Let the erotica begin. Because yes, dear readers, there are some hawt and heavy scenes taking place. (I was especially taken with the erotica that took place in the dream state where poor Mina didn’t know if she was losing her mind AND her virginity). The erotica was done tastefully by my standards…but I hardly know what tasteful erotica really is because I don’t come into contact with it. Mind you, I’m hardly opposed, but I just have too many flashbacks of “his throbbing loins” coming back to me from adolescent readings of Historical Romances. The best I can say is the sex scenes weren’t so over the top that part of me felt it necessary to go to a sex therapist.
And aside from every now and again a cheesy line got mixed in with the story, I was diggin it.
Ooooh, and let me tell you what was most horrific. The asylum pieces. Wowzers. We are taken step by step through a water treatment and seriously I thought there was a moment when I stopped breathing because I thought I might drown. I cannot say that Essex doesn’t know how to write, that’s for sure.
So yeah, it was interesting seeing how Essex handled the characters and explained their whereabouts and especially drew the conclusion. As you might guess from the title the Count is not so evil and “Bwhahahaha” stricken. Oh, and if you were on the fence about reading this book because on the cover it says: “Dracula in Love is the novel for Twilight’s grown-up fans.” IGNORE PLEASE. This quote is not only WRONG it’s insulting. There are no sparkly moments, and the mythology created is much more detailed and believable folklore. Why must we continue to compare worlds to Twilight.
If you loved Dracula, read it. If you never read Dracula, heck, you can read this one before and you’re be fine (although my preference always goes with reading the original). I’m sure there’s lost of commentary on Victorian life to be dissecting in Essex’s viewpoint, but I’m not your gal for that. I’d love to hear comments from those who have, though.

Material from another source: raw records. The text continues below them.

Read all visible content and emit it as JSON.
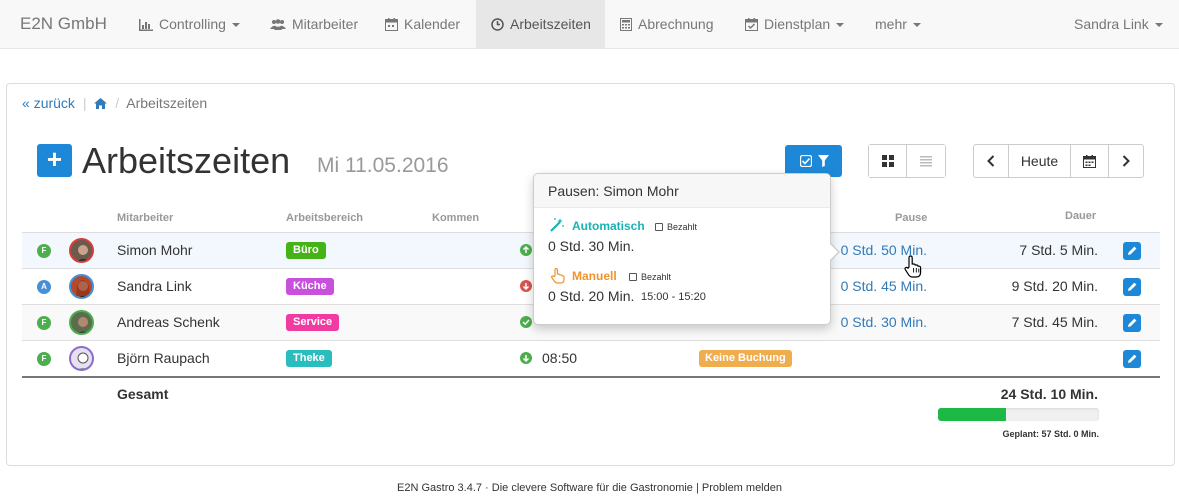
{
  "navbar": {
    "brand": "E2N GmbH",
    "items": [
      {
        "label": "Controlling",
        "icon": "bar-chart-icon"
      },
      {
        "label": "Mitarbeiter",
        "icon": "users-icon"
      },
      {
        "label": "Kalender",
        "icon": "calendar-icon"
      },
      {
        "label": "Arbeitszeiten",
        "icon": "clock-icon",
        "active": true
      },
      {
        "label": "Abrechnung",
        "icon": "calculator-icon"
      },
      {
        "label": "Dienstplan",
        "icon": "calendar-check-icon"
      },
      {
        "label": "mehr"
      }
    ],
    "user": "Sandra Link"
  },
  "breadcrumb": {
    "back": "zurück",
    "current": "Arbeitszeiten"
  },
  "header": {
    "title": "Arbeitszeiten",
    "date": "Mi 11.05.2016",
    "today_label": "Heute"
  },
  "table": {
    "columns": {
      "mitarbeiter": "Mitarbeiter",
      "arbeitsbereich": "Arbeitsbereich",
      "kommen": "Kommen",
      "pause": "Pause",
      "dauer": "Dauer"
    },
    "rows": [
      {
        "letter": "F",
        "letter_color": "#4cae4c",
        "name": "Simon Mohr",
        "area": "Büro",
        "area_color": "#45b316",
        "pause": "0 Std. 50 Min.",
        "dauer": "7 Std. 5 Min.",
        "kommen_icon": "arrow-up-circle-icon"
      },
      {
        "letter": "A",
        "letter_color": "#4a8fd6",
        "name": "Sandra Link",
        "area": "Küche",
        "area_color": "#c94fdd",
        "pause": "0 Std. 45 Min.",
        "dauer": "9 Std. 20 Min.",
        "kommen_icon": "arrow-down-circle-icon"
      },
      {
        "letter": "F",
        "letter_color": "#4cae4c",
        "name": "Andreas Schenk",
        "area": "Service",
        "area_color": "#f03ba2",
        "pause": "0 Std. 30 Min.",
        "dauer": "7 Std. 45 Min.",
        "kommen_icon": "check-circle-icon"
      },
      {
        "letter": "F",
        "letter_color": "#4cae4c",
        "name": "Björn Raupach",
        "area": "Theke",
        "area_color": "#2bbdbd",
        "kommen": "08:50",
        "status": "Keine Buchung",
        "kommen_icon": "arrow-down-circle-icon"
      }
    ],
    "total_label": "Gesamt",
    "total_value": "24 Std. 10 Min.",
    "progress_fraction": 0.42,
    "planned": "Geplant: 57 Std. 0 Min."
  },
  "popover": {
    "title": "Pausen: Simon Mohr",
    "auto_label": "Automatisch",
    "auto_bezahlt": "Bezahlt",
    "auto_duration": "0 Std. 30 Min.",
    "manual_label": "Manuell",
    "manual_bezahlt": "Bezahlt",
    "manual_duration": "0 Std. 20 Min.",
    "manual_time": "15:00 - 15:20"
  },
  "footer": "E2N Gastro 3.4.7 · Die clevere Software für die Gastronomie | Problem melden",
  "colors": {
    "primary": "#1e88d8",
    "success": "#1db946",
    "warning": "#f0ad4e",
    "link": "#337ab7"
  }
}
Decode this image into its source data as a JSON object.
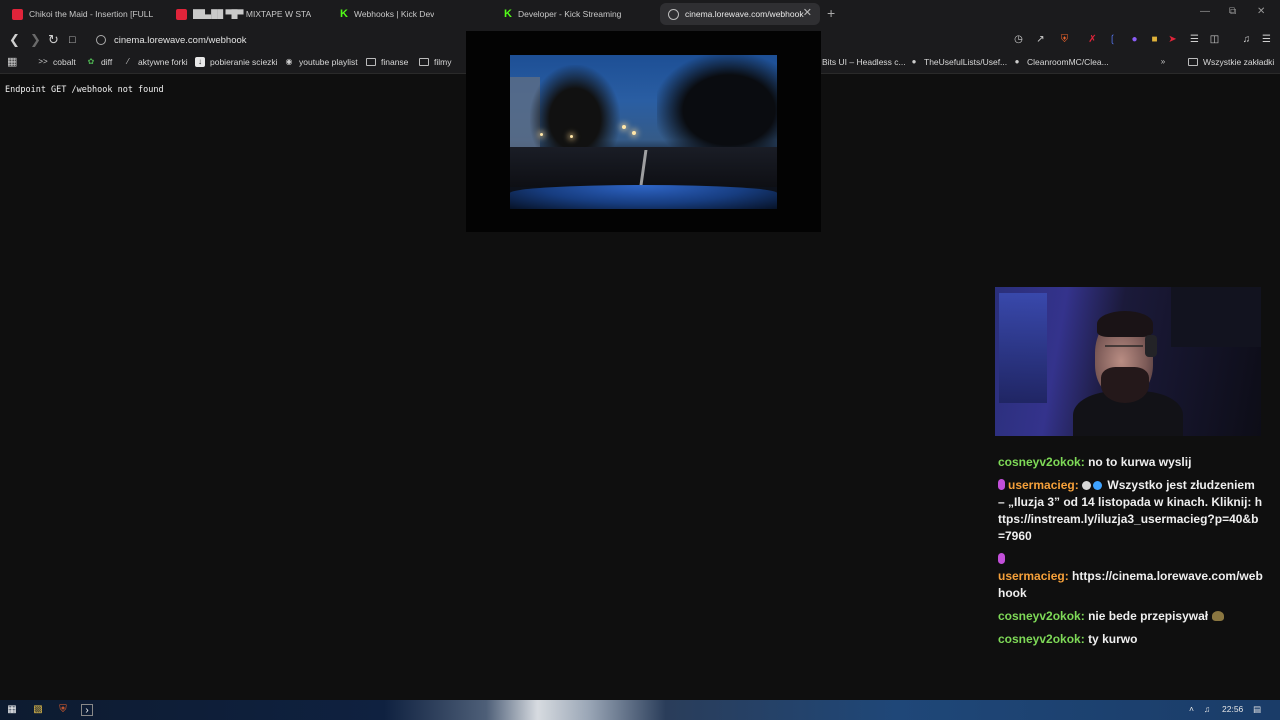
{
  "browser": {
    "tabs": [
      {
        "label": "Chikoi the Maid - Insertion [FULL ALB",
        "icon": "youtube-icon",
        "active": false
      },
      {
        "label": "██▄██ ▀█▀ MIXTAPE W STA",
        "icon": "youtube-icon",
        "active": false
      },
      {
        "label": "Webhooks | Kick Dev",
        "icon": "kick-icon",
        "active": false
      },
      {
        "label": "Developer - Kick Streaming",
        "icon": "kick-icon",
        "active": false
      },
      {
        "label": "cinema.lorewave.com/webhook",
        "icon": "site-info-icon",
        "active": true
      }
    ],
    "close_glyph": "✕",
    "new_tab_glyph": "+",
    "url": "cinema.lorewave.com/webhook",
    "window_controls": {
      "minimize": "—",
      "restore": "⧉",
      "close": "✕"
    }
  },
  "bookmarks": [
    {
      "label": "cobalt",
      "icon": "cobalt-icon"
    },
    {
      "label": "diff",
      "icon": "diff-icon"
    },
    {
      "label": "aktywne forki",
      "icon": "fork-icon"
    },
    {
      "label": "pobieranie sciezki",
      "icon": "download-icon"
    },
    {
      "label": "youtube playlist",
      "icon": "globe-icon"
    },
    {
      "label": "finanse",
      "icon": "folder-icon"
    },
    {
      "label": "filmy",
      "icon": "folder-icon"
    },
    {
      "label": "Bits UI – Headless c...",
      "icon": "bits-icon"
    },
    {
      "label": "TheUsefulLists/Usef...",
      "icon": "github-icon"
    },
    {
      "label": "CleanroomMC/Clea...",
      "icon": "github-icon"
    },
    {
      "label": "Wszystkie zakładki",
      "icon": "folder-icon"
    }
  ],
  "page": {
    "message": "Endpoint GET /webhook not found"
  },
  "chat": {
    "messages": [
      {
        "user": "cosneyv2okok:",
        "text": "no to kurwa wyslij",
        "color": "#7ed957"
      },
      {
        "user": "usermacieg:",
        "text": "Wszystko jest złudzeniem – „Iluzja 3” od 14 listopada w kinach. Kliknij: https://instream.ly/iluzja3_usermacieg?p=40&b=7960",
        "color": "#f5a03a"
      },
      {
        "user": "usermacieg:",
        "text": "https://cinema.lorewave.com/webhook",
        "color": "#f5a03a"
      },
      {
        "user": "cosneyv2okok:",
        "text": "nie bede przepisywał",
        "color": "#7ed957"
      },
      {
        "user": "cosneyv2okok:",
        "text": "ty kurwo",
        "color": "#7ed957"
      }
    ]
  },
  "taskbar": {
    "clock": "22:56"
  }
}
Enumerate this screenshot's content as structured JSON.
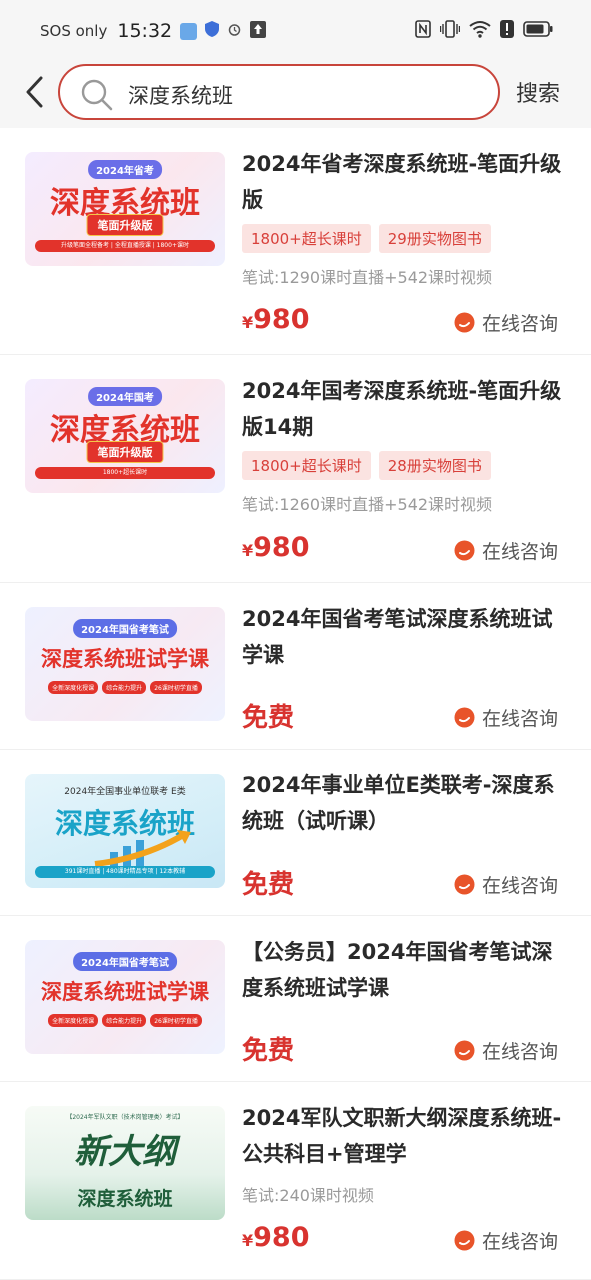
{
  "status_bar": {
    "carrier": "SOS only",
    "time": "15:32"
  },
  "search": {
    "query": "深度系统班",
    "button": "搜索"
  },
  "courses": [
    {
      "title": "2024年省考深度系统班-笔面升级版",
      "tags": [
        "1800+超长课时",
        "29册实物图书"
      ],
      "desc": "笔试:1290课时直播+542课时视频",
      "price_symbol": "¥",
      "price": "980",
      "consult": "在线咨询",
      "thumb": {
        "badge": "2024年省考",
        "headline": "深度系统班",
        "ribbon": "笔面升级版",
        "strip": "升级笔面全程备考 | 全程直播授课 | 1800+课时"
      }
    },
    {
      "title": "2024年国考深度系统班-笔面升级版14期",
      "tags": [
        "1800+超长课时",
        "28册实物图书"
      ],
      "desc": "笔试:1260课时直播+542课时视频",
      "price_symbol": "¥",
      "price": "980",
      "consult": "在线咨询",
      "thumb": {
        "badge": "2024年国考",
        "headline": "深度系统班",
        "ribbon": "笔面升级版",
        "strip": "1800+超长课时"
      }
    },
    {
      "title": "2024年国省考笔试深度系统班试学课",
      "price": "免费",
      "consult": "在线咨询",
      "thumb": {
        "badge": "2024年国省考笔试",
        "headline": "深度系统班试学课",
        "pills": [
          "全新深度化授课",
          "综合能力提升",
          "26课时初学直播"
        ]
      }
    },
    {
      "title": "2024年事业单位E类联考-深度系统班（试听课）",
      "price": "免费",
      "consult": "在线咨询",
      "thumb": {
        "badge": "2024年全国事业单位联考 E类",
        "headline": "深度系统班",
        "strip": "391课时直播 | 480课时精品专项 | 12本教辅"
      }
    },
    {
      "title": "【公务员】2024年国省考笔试深度系统班试学课",
      "price": "免费",
      "consult": "在线咨询",
      "thumb": {
        "badge": "2024年国省考笔试",
        "headline": "深度系统班试学课",
        "pills": [
          "全新深度化授课",
          "综合能力提升",
          "26课时初学直播"
        ]
      }
    },
    {
      "title": "2024军队文职新大纲深度系统班-公共科目+管理学",
      "desc": "笔试:240课时视频",
      "price_symbol": "¥",
      "price": "980",
      "consult": "在线咨询",
      "thumb": {
        "badge": "【2024年军队文职（技术岗管理类）考试】",
        "headline": "新大纲",
        "sub": "深度系统班"
      }
    }
  ],
  "colors": {
    "accent": "#d8332f",
    "tag_bg": "#fbe3e1",
    "search_border": "#c8453b",
    "consult_icon": "#e8542a"
  }
}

Side Note - Man, don't you just LOVE that cover?! It's one of the best I've seen.